The standardized tests should be interesting this year for L. He will have to take them and have accommodations made but I am quite sure they will not be any sort of indicator as to his knowledge on the subjects tested. The way they tested his reading level last year wasn't an indication of where he was and everyone knew it but because of how the tests had to be administered the test was wrong but a note couldn't even be made in the information. (he tested well below where he was actually reading) I could careless what the "level" says but what is so frustrating is when he goes to the Extended School Year program or another grade, so much time is wasted when the teacher starts him out at the lower level and he's reading it fluently so we have to have the conversation AGAIN. I'm frustrated, L is frustrated and I'm sure the teacher is frustrated as well. Why bother will the testing, the write up when it's all useless information? I could go on and on.

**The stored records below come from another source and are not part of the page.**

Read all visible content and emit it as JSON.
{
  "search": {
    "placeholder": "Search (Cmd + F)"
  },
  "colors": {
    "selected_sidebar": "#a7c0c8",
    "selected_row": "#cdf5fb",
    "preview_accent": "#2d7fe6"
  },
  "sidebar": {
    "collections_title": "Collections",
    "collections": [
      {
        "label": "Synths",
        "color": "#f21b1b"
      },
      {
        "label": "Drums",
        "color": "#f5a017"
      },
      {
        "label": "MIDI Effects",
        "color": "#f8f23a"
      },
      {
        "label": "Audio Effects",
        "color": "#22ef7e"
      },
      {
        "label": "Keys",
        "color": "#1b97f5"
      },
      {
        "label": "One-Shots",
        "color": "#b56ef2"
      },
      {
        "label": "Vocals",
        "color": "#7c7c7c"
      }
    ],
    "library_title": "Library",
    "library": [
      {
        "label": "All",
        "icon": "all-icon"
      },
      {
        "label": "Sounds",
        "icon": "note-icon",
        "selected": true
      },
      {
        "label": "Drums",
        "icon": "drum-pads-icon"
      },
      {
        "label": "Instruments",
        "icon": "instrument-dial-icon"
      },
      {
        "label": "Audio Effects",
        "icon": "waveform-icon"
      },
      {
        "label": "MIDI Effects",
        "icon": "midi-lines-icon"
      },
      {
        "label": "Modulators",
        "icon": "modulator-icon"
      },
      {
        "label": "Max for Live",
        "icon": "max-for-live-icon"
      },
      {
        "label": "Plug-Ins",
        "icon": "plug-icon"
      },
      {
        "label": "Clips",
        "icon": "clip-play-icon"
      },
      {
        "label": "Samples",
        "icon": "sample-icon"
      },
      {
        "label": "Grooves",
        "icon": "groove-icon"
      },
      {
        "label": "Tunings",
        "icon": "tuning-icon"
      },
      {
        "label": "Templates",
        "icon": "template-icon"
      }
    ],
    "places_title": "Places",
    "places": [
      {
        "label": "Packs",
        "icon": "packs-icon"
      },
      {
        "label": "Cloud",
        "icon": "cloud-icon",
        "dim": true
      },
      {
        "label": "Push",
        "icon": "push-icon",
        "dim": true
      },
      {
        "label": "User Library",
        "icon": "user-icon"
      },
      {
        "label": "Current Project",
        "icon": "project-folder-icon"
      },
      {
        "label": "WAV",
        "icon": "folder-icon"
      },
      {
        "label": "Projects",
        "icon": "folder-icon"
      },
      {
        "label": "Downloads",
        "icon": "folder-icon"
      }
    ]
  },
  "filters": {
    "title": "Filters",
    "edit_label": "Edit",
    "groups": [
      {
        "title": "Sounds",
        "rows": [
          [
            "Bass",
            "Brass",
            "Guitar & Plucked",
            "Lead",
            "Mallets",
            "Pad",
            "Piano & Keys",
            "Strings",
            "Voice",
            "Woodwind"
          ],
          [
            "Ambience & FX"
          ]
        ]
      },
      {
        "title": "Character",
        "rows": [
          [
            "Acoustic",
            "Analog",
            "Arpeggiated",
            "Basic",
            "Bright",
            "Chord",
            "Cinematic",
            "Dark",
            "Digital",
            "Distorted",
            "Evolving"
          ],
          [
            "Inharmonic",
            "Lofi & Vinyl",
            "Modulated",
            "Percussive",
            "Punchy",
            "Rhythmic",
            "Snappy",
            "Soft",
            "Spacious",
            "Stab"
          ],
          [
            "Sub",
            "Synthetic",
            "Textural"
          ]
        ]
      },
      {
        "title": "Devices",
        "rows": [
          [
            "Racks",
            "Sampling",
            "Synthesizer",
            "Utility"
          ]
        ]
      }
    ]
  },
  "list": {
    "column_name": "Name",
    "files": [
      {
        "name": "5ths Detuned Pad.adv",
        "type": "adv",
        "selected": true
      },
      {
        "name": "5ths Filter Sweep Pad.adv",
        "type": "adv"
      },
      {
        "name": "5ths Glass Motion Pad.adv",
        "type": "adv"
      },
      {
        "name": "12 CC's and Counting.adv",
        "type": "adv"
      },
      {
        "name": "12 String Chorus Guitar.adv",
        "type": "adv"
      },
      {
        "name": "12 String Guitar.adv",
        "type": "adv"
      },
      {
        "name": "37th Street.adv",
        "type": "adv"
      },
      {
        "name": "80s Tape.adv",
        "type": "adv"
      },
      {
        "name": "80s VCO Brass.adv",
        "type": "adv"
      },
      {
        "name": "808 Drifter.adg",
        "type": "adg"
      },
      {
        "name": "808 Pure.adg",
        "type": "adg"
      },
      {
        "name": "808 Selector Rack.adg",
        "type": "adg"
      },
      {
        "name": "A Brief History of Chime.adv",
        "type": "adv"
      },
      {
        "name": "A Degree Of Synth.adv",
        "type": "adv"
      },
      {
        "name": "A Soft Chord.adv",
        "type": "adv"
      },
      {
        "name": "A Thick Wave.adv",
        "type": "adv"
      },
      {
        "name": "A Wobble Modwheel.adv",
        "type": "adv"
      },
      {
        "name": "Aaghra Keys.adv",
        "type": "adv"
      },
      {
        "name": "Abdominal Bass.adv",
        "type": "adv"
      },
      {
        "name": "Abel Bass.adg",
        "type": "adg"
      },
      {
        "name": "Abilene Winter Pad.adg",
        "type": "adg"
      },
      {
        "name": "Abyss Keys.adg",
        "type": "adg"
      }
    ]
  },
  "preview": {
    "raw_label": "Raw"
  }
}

KD said...

Mandy when you talk about pledging do you mean the Pledge of Allegiance, or something related to PBIS?

Mandy said...

They say the Pledge of Allegiance and the school pledge which I think is based on the character education. (I have not seen a copy of the pledge, just based on the bit I heard and what my 10yo told me) What I find most bothersome is they are just mindlessly reciting the words and have no idea what Pledging means let alone what allegiance is. They do get to choose whether or not to say it, but I would prefer they were making (or learning to make)an informed decision instead of just doing what they are told and what everyone else is doing, not to mention I think it opens up an opportunity for a great discussion. I have spent their lives trying to explain about peer pressure and standing up for what they think is right, even if it means disagreeing with their friends. It seems that has been undermined 5 days into the school year.

KD said...

Interesting about the Pledge of Allegiance...I don't think either of my kids have said it more than a few times.